_Problem to solve_
Each line that contains the word "need" is to be copied from the records below.

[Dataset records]
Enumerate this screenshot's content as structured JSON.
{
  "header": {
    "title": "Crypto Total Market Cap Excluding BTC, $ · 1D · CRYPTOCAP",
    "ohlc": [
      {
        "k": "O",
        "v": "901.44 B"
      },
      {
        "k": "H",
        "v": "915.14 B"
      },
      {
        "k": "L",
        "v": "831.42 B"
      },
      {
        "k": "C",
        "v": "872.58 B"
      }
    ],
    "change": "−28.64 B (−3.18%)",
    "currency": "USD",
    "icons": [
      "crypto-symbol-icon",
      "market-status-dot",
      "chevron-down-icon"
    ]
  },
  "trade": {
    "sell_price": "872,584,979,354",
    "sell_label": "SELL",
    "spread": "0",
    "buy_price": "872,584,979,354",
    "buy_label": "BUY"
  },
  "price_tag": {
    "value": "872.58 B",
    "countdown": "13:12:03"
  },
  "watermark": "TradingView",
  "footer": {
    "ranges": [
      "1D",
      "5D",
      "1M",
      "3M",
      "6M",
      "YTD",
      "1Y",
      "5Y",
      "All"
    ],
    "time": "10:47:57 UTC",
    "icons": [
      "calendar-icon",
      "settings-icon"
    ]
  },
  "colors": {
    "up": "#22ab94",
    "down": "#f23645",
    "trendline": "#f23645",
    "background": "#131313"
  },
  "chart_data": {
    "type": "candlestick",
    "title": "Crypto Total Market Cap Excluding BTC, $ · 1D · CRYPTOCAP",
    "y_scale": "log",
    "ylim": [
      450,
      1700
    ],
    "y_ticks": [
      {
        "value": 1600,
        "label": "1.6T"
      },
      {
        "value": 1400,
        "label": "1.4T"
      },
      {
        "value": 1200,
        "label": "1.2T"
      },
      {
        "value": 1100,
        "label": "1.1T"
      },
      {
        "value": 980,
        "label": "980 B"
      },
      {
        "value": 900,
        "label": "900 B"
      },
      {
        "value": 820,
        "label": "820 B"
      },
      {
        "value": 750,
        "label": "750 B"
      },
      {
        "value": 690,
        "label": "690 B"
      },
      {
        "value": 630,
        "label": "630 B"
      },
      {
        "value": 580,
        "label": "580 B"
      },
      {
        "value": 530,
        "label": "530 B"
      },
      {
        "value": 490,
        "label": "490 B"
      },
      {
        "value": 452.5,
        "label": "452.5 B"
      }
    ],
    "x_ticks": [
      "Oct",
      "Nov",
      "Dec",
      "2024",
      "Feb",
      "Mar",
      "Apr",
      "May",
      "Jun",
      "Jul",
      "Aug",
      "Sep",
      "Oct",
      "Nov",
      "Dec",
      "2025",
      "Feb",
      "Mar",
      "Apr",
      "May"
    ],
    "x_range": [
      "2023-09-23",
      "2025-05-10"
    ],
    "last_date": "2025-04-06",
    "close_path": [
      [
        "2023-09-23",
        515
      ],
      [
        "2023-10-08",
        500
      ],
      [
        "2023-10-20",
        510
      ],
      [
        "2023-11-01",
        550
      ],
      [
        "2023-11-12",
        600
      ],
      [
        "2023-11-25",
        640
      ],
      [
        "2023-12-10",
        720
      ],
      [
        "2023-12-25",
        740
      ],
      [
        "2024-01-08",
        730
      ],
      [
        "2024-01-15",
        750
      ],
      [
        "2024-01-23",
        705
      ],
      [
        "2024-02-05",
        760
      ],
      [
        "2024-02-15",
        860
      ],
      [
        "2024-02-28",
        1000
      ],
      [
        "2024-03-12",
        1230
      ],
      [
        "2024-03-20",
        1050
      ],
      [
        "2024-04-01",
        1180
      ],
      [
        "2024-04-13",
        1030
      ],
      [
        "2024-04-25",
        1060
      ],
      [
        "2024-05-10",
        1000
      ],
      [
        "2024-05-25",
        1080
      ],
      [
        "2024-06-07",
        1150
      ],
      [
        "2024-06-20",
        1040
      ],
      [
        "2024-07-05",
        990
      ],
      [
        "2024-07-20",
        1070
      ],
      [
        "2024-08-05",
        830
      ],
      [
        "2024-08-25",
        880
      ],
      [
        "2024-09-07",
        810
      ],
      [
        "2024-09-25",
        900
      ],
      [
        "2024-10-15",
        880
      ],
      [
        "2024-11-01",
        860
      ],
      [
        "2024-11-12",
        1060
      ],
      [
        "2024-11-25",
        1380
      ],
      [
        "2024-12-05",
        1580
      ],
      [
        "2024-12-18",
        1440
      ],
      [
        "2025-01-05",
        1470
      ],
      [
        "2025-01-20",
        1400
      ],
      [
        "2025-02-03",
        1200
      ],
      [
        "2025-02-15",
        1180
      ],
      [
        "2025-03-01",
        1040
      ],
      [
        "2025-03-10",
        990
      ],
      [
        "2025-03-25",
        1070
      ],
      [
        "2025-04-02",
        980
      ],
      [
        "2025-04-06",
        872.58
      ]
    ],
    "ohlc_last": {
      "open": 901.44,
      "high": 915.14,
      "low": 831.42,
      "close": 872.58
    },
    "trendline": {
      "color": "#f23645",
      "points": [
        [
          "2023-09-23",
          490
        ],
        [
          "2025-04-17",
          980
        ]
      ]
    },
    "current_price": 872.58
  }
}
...
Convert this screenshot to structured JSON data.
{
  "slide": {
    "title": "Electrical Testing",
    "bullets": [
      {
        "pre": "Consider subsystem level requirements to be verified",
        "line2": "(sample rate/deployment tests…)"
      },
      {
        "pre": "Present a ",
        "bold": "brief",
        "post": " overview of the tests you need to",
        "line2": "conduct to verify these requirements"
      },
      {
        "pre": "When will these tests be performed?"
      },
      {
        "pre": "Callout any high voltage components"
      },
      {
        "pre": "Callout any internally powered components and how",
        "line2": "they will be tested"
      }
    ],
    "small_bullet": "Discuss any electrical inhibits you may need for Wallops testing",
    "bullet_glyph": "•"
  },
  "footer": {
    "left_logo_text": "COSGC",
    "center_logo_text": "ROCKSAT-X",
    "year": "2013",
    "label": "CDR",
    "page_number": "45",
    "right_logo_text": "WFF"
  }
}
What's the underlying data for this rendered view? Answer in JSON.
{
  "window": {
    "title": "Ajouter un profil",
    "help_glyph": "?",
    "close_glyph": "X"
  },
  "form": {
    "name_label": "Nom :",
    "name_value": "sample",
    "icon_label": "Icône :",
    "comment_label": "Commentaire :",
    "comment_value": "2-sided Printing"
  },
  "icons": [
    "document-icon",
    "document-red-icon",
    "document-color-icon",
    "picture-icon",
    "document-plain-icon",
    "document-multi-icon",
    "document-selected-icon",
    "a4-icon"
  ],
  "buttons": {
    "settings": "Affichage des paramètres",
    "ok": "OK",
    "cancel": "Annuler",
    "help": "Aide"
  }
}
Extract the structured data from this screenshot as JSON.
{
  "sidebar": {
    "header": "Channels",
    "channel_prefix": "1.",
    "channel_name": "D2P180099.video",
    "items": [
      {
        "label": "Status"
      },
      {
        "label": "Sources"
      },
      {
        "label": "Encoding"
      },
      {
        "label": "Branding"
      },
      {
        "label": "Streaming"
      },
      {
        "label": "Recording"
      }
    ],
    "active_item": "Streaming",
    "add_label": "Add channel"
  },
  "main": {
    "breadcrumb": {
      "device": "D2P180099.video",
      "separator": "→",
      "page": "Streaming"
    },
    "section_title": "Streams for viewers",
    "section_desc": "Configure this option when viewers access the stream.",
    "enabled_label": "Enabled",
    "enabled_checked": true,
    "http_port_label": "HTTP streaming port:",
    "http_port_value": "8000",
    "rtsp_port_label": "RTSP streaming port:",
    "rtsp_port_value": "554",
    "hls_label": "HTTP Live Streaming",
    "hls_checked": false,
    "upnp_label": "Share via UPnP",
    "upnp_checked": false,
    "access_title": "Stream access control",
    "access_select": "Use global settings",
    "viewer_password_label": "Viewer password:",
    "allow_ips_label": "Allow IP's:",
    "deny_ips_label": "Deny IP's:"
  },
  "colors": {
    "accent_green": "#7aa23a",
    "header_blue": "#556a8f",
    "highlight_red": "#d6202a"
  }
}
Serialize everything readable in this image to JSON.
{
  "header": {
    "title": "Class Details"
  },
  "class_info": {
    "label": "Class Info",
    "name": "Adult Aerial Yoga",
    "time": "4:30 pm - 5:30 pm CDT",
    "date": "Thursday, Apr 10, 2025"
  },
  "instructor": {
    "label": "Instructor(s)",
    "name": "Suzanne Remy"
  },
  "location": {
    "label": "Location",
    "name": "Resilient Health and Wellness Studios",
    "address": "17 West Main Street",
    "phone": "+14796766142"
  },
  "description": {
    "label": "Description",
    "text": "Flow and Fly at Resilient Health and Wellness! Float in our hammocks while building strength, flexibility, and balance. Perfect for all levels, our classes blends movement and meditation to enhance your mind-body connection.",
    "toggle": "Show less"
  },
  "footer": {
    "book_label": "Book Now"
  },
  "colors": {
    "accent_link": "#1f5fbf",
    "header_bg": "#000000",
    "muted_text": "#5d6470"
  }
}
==
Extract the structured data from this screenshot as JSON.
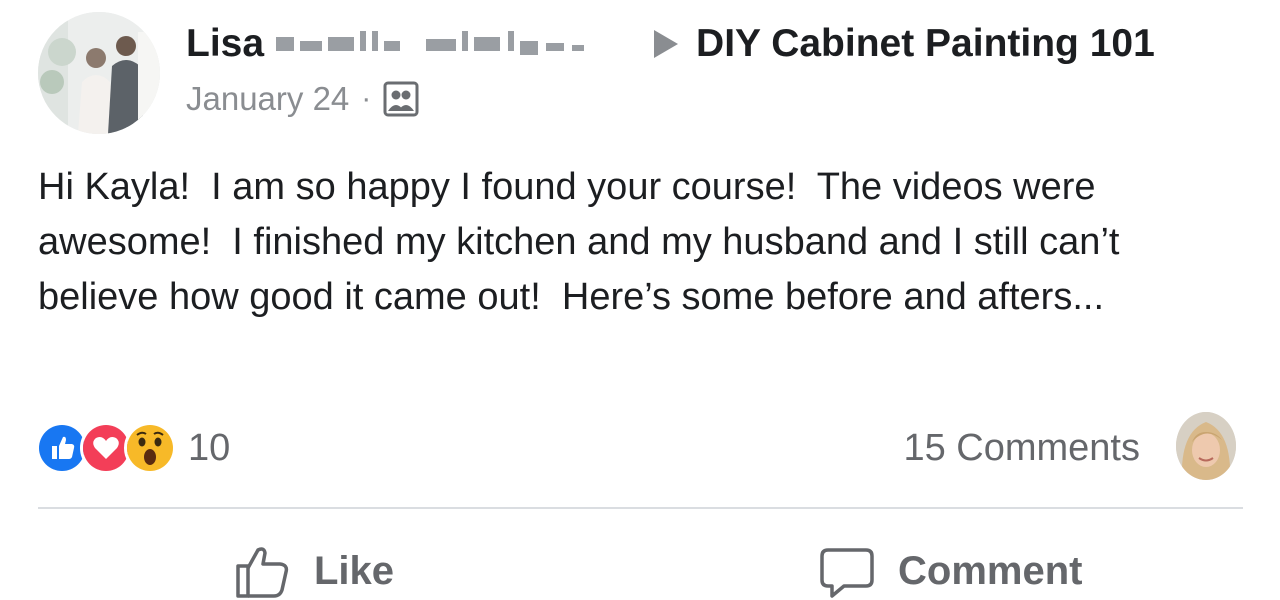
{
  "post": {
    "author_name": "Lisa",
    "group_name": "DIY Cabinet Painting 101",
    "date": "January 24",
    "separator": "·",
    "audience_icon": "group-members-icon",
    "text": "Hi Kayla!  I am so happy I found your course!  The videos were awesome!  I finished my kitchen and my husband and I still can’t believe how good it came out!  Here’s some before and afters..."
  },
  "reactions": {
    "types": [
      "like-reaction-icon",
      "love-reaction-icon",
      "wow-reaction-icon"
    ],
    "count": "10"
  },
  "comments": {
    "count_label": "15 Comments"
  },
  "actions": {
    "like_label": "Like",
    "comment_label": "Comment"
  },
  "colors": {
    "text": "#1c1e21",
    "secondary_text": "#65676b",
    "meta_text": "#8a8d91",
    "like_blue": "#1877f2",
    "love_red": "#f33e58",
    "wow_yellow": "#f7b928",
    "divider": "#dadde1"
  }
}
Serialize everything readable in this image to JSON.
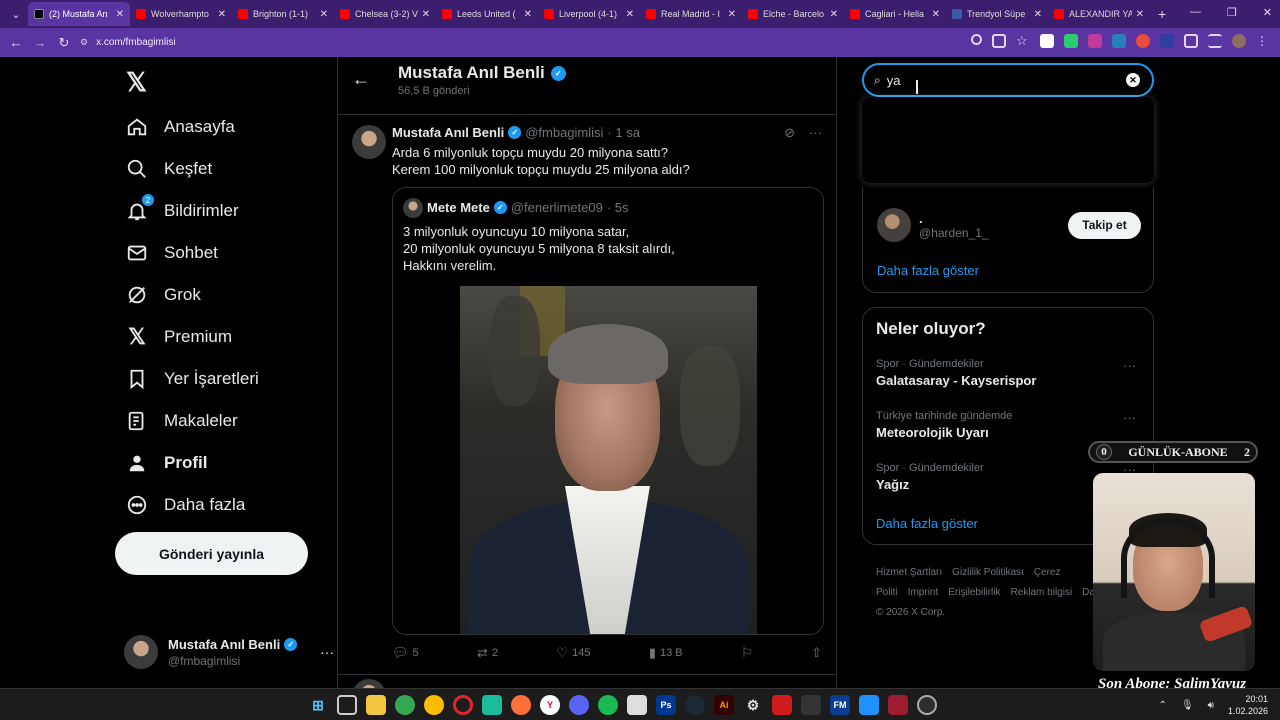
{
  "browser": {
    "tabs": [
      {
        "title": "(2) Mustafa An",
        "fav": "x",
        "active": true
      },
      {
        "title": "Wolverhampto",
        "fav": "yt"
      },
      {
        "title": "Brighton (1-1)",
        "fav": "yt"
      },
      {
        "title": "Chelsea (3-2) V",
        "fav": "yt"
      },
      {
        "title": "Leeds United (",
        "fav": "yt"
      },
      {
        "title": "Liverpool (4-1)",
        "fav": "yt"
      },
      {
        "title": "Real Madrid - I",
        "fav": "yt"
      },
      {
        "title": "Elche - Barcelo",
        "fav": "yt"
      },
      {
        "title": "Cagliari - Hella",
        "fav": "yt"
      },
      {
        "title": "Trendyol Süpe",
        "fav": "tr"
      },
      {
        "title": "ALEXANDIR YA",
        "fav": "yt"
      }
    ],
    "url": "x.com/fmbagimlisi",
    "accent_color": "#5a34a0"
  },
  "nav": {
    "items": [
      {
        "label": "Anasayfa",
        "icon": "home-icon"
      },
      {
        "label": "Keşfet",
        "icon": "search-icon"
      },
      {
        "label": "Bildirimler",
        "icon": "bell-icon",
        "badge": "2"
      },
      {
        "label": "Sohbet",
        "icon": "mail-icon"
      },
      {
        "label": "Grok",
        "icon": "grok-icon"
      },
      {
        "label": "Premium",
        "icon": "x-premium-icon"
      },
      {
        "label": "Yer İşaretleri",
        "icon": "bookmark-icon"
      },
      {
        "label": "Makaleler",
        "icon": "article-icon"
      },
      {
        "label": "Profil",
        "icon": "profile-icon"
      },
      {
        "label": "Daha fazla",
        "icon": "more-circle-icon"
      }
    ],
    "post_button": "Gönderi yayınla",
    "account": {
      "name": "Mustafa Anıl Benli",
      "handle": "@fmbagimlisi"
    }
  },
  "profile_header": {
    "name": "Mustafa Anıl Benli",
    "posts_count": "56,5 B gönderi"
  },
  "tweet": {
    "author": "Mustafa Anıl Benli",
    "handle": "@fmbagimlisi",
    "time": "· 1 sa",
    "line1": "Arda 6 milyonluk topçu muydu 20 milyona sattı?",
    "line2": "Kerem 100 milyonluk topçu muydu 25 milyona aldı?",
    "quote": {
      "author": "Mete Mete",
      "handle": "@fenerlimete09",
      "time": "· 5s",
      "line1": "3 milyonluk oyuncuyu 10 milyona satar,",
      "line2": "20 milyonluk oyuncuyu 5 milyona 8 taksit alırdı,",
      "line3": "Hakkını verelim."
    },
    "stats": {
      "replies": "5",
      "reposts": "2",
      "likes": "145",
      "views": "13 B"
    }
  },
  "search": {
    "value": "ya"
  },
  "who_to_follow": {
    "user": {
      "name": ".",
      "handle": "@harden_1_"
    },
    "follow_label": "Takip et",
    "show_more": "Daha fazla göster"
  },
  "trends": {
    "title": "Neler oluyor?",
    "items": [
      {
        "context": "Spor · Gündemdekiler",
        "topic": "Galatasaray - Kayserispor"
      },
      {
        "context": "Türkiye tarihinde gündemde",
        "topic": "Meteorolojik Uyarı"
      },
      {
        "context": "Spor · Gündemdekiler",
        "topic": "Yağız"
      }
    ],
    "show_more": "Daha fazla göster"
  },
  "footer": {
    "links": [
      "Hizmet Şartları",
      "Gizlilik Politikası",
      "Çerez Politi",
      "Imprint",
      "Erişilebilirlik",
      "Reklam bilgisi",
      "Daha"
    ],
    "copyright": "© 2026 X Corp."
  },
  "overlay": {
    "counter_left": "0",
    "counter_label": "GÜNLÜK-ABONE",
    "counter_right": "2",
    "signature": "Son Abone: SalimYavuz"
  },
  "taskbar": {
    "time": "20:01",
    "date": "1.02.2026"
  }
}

_Expected answer_
        "post": " overview of the tests you need to",
    "small_bullet": "Discuss any electrical inhibits you may need for Wallops testing",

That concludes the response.